The data needs to be returned in full, exactly as it reads.
(The input begins)
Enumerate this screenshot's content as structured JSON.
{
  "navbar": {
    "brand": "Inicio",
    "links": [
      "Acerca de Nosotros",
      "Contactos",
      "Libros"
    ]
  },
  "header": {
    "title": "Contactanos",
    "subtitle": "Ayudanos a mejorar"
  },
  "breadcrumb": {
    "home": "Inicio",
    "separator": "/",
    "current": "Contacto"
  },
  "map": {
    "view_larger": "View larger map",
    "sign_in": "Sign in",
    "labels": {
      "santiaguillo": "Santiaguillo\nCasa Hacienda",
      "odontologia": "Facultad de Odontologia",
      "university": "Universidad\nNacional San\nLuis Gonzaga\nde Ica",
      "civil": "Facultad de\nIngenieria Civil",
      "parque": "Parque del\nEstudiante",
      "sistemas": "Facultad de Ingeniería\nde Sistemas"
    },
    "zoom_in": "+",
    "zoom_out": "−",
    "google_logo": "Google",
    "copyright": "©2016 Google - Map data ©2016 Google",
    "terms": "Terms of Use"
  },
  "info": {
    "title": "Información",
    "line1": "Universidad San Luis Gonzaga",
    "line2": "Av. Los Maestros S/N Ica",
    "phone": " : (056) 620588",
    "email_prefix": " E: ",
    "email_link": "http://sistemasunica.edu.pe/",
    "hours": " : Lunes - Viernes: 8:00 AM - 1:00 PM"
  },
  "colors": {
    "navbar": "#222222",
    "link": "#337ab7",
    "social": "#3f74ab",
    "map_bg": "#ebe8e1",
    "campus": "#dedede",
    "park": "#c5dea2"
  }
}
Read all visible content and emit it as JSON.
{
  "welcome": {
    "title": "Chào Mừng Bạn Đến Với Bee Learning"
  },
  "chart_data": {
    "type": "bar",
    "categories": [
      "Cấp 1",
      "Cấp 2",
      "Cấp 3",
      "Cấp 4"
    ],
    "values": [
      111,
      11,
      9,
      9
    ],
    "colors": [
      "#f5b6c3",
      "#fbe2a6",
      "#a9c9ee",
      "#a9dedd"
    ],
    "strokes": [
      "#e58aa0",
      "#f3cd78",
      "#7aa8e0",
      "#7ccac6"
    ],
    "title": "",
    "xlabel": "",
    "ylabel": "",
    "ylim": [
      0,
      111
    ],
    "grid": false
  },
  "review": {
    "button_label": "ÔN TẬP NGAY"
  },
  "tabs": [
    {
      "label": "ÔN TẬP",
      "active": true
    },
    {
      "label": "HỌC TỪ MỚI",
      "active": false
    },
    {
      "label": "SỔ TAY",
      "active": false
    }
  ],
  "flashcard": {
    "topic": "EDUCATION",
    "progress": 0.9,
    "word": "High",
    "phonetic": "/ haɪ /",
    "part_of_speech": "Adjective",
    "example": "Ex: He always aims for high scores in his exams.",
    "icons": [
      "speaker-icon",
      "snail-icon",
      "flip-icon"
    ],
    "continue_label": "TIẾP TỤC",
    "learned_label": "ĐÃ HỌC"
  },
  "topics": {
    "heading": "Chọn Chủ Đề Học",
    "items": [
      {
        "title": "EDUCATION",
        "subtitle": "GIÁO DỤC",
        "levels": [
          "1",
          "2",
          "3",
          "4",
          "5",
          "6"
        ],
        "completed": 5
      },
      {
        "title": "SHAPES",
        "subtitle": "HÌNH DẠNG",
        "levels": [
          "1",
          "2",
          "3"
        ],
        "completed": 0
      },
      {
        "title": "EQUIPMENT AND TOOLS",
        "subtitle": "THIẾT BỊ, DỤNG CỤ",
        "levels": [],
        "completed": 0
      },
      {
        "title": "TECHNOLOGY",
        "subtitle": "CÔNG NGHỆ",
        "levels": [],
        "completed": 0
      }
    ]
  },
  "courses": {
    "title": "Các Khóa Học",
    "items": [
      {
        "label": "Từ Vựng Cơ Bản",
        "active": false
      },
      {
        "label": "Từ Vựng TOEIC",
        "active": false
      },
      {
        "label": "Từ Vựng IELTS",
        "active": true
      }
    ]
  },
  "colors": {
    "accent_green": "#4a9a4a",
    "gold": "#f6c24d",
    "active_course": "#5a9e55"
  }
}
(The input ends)
▶ **Answer space**:
Enumerate this screenshot's content as structured JSON.
{
  "navbar": {
    "brand": "Inicio",
    "links": [
      "Acerca de Nosotros",
      "Contactos",
      "Libros"
    ]
  },
  "header": {
    "title": "Contactanos",
    "subtitle": "Ayudanos a mejorar"
  },
  "breadcrumb": {
    "home": "Inicio",
    "separator": "/",
    "current": "Contacto"
  },
  "map": {
    "view_larger": "View larger map",
    "sign_in": "Sign in",
    "labels": {
      "santiaguillo": "Santiaguillo\nCasa Hacienda",
      "odontologia": "Facultad de Odontologia",
      "university": "Universidad\nNacional San\nLuis Gonzaga\nde Ica",
      "civil": "Facultad de\nIngenieria Civil",
      "parque": "Parque del\nEstudiante",
      "sistemas": "Facultad de Ingeniería\nde Sistemas"
    },
    "zoom_in": "+",
    "zoom_out": "−",
    "google_logo": "Google",
    "copyright": "©2016 Google - Map data ©2016 Google",
    "terms": "Terms of Use"
  },
  "info": {
    "title": "Información",
    "line1": "Universidad San Luis Gonzaga",
    "line2": "Av. Los Maestros S/N Ica",
    "phone": " : (056) 620588",
    "email_prefix": " E: ",
    "email_link": "http://sistemasunica.edu.pe/",
    "hours": " : Lunes - Viernes: 8:00 AM - 1:00 PM"
  },
  "colors": {
    "navbar": "#222222",
    "link": "#337ab7",
    "social": "#3f74ab",
    "map_bg": "#ebe8e1",
    "campus": "#dedede",
    "park": "#c5dea2"
  }
}
Read all visible content and emit it as JSON.
{
  "welcome": {
    "title": "Chào Mừng Bạn Đến Với Bee Learning"
  },
  "chart_data": {
    "type": "bar",
    "categories": [
      "Cấp 1",
      "Cấp 2",
      "Cấp 3",
      "Cấp 4"
    ],
    "values": [
      111,
      11,
      9,
      9
    ],
    "colors": [
      "#f5b6c3",
      "#fbe2a6",
      "#a9c9ee",
      "#a9dedd"
    ],
    "strokes": [
      "#e58aa0",
      "#f3cd78",
      "#7aa8e0",
      "#7ccac6"
    ],
    "title": "",
    "xlabel": "",
    "ylabel": "",
    "ylim": [
      0,
      111
    ],
    "grid": false
  },
  "review": {
    "button_label": "ÔN TẬP NGAY"
  },
  "tabs": [
    {
      "label": "ÔN TẬP",
      "active": true
    },
    {
      "label": "HỌC TỪ MỚI",
      "active": false
    },
    {
      "label": "SỔ TAY",
      "active": false
    }
  ],
  "flashcard": {
    "topic": "EDUCATION",
    "progress": 0.9,
    "word": "High",
    "phonetic": "/ haɪ /",
    "part_of_speech": "Adjective",
    "example": "Ex: He always aims for high scores in his exams.",
    "icons": [
      "speaker-icon",
      "snail-icon",
      "flip-icon"
    ],
    "continue_label": "TIẾP TỤC",
    "learned_label": "ĐÃ HỌC"
  },
  "topics": {
    "heading": "Chọn Chủ Đề Học",
    "items": [
      {
        "title": "EDUCATION",
        "subtitle": "GIÁO DỤC",
        "levels": [
          "1",
          "2",
          "3",
          "4",
          "5",
          "6"
        ],
        "completed": 5
      },
      {
        "title": "SHAPES",
        "subtitle": "HÌNH DẠNG",
        "levels": [
          "1",
          "2",
          "3"
        ],
        "completed": 0
      },
      {
        "title": "EQUIPMENT AND TOOLS",
        "subtitle": "THIẾT BỊ, DỤNG CỤ",
        "levels": [],
        "completed": 0
      },
      {
        "title": "TECHNOLOGY",
        "subtitle": "CÔNG NGHỆ",
        "levels": [],
        "completed": 0
      }
    ]
  },
  "courses": {
    "title": "Các Khóa Học",
    "items": [
      {
        "label": "Từ Vựng Cơ Bản",
        "active": false
      },
      {
        "label": "Từ Vựng TOEIC",
        "active": false
      },
      {
        "label": "Từ Vựng IELTS",
        "active": true
      }
    ]
  },
  "colors": {
    "accent_green": "#4a9a4a",
    "gold": "#f6c24d",
    "active_course": "#5a9e55"
  }
}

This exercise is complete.